== MATERIAL TO PROCESS ==

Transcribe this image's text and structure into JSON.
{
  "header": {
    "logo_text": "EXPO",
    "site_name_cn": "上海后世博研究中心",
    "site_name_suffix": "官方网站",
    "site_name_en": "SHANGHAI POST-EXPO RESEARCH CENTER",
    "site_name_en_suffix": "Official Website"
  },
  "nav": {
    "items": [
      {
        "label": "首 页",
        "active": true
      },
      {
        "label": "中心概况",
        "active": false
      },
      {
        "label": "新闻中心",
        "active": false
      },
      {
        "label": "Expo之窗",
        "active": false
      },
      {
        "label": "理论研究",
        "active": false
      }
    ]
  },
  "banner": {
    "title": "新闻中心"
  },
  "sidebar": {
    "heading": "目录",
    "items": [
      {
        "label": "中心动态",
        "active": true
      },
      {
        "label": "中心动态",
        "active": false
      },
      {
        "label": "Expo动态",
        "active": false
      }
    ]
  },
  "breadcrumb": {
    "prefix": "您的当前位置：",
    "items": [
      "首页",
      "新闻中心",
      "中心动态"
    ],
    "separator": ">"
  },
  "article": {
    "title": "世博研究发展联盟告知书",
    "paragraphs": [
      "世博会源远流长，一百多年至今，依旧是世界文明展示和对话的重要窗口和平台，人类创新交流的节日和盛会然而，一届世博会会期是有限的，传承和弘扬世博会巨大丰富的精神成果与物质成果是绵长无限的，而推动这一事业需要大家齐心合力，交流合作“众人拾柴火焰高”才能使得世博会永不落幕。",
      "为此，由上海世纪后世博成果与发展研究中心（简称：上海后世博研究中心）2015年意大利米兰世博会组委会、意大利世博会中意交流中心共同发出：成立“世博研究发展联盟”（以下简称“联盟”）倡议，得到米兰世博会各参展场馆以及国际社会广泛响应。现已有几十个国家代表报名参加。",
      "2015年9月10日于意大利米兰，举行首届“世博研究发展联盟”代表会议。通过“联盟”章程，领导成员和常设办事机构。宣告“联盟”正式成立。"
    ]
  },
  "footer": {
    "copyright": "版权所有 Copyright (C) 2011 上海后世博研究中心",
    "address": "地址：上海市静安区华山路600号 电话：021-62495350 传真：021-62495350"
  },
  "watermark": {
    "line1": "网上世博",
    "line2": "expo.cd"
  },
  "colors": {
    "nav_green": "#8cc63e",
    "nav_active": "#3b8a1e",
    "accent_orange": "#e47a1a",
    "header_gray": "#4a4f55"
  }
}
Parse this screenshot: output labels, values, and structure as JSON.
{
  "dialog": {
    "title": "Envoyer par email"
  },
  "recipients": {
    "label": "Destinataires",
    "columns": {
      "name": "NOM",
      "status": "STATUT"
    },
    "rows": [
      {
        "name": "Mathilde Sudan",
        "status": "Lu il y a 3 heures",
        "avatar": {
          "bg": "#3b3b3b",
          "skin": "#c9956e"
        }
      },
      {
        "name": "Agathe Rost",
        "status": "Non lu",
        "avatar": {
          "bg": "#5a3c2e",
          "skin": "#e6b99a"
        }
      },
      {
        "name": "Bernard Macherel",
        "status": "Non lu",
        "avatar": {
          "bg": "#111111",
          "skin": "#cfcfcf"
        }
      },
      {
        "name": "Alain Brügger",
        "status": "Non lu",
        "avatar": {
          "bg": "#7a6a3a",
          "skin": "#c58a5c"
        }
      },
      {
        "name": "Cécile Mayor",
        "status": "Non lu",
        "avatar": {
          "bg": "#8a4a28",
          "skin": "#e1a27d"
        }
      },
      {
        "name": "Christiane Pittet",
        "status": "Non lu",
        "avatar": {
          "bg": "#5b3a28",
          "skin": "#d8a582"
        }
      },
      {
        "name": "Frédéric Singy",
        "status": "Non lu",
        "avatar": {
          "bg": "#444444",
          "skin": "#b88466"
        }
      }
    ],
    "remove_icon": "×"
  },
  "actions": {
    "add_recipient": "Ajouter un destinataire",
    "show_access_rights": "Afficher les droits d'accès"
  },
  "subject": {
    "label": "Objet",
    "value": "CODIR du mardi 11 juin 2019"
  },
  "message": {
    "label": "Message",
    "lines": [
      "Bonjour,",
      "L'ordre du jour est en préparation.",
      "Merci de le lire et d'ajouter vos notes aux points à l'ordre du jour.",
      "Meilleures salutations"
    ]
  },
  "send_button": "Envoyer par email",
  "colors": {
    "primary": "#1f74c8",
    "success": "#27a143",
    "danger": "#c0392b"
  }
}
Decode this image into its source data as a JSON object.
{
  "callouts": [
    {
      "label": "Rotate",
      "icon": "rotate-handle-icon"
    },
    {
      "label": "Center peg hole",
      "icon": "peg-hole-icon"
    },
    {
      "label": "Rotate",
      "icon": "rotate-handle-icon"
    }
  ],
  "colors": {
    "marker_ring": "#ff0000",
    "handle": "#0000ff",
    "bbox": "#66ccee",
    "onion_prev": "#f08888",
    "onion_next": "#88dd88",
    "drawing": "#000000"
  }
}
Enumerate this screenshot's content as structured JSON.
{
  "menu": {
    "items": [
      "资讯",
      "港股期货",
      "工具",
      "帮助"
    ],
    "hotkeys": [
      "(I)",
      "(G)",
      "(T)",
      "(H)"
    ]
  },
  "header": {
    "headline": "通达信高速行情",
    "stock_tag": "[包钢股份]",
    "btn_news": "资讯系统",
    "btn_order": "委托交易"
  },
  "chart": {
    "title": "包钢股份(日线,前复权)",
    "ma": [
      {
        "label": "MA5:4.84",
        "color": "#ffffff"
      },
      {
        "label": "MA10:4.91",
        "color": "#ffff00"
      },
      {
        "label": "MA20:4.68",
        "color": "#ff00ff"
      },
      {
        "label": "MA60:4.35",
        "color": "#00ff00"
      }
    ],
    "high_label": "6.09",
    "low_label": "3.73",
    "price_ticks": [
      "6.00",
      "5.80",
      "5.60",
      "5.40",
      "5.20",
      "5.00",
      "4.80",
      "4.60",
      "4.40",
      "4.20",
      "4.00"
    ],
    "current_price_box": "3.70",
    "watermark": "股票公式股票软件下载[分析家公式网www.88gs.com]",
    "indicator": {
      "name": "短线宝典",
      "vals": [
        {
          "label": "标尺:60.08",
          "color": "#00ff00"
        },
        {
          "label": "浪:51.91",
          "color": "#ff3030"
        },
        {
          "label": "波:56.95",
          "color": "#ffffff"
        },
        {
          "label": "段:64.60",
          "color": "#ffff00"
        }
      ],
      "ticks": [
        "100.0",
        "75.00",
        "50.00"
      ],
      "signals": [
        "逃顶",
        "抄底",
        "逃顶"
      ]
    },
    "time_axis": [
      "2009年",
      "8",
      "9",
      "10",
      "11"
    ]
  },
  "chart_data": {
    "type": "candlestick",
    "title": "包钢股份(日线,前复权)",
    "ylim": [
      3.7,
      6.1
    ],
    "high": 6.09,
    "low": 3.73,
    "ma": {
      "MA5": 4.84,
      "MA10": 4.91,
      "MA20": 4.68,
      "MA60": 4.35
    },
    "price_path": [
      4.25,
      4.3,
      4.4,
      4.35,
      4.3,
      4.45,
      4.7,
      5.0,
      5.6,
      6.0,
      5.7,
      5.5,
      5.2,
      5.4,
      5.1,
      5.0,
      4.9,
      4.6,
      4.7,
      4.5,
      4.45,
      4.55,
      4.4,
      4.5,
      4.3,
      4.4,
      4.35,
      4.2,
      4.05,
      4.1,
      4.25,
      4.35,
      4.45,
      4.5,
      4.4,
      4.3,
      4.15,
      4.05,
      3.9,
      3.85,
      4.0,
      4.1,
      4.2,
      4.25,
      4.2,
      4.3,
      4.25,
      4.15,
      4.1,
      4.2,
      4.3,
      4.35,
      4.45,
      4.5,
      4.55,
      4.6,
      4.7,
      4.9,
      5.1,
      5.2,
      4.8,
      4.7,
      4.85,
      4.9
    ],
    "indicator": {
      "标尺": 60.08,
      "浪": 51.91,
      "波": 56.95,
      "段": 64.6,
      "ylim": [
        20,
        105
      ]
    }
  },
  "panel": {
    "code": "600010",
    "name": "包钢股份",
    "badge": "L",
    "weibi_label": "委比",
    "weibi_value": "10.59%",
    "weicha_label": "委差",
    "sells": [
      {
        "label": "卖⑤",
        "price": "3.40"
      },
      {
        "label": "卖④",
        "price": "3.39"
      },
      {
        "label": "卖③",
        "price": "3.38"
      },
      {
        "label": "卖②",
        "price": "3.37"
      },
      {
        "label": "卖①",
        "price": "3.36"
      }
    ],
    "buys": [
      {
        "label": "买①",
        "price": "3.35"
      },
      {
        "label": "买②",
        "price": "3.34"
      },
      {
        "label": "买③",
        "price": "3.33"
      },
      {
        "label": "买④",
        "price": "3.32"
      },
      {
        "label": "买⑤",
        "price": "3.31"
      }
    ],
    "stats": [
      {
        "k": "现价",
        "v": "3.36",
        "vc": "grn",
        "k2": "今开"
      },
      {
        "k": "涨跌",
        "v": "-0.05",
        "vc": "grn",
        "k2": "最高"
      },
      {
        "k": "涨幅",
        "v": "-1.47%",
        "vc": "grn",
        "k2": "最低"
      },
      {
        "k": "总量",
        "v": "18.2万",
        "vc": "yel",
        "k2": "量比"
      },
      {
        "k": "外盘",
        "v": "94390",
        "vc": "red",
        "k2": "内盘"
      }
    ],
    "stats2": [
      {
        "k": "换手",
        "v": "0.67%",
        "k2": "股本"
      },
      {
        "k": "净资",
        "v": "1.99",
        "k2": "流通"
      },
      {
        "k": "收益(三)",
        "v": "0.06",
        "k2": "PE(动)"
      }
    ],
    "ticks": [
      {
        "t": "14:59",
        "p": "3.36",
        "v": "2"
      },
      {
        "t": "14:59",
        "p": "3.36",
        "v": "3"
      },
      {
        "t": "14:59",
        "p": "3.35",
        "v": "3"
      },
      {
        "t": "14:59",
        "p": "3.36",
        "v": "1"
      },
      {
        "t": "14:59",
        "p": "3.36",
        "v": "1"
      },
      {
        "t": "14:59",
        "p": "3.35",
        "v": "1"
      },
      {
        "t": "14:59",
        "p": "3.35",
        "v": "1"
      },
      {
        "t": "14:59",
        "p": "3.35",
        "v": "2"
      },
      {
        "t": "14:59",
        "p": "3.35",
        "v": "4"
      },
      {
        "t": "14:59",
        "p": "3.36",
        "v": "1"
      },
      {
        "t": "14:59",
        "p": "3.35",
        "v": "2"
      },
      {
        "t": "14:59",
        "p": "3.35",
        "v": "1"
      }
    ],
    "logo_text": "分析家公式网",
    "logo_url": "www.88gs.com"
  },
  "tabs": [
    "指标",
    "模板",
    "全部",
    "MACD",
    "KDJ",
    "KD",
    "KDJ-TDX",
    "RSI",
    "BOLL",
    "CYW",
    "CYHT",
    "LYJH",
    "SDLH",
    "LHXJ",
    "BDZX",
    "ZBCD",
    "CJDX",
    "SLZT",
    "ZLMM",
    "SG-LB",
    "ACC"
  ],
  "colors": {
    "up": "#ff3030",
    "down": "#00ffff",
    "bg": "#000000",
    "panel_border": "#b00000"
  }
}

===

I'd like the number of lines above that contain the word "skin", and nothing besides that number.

### THE ANSWER
7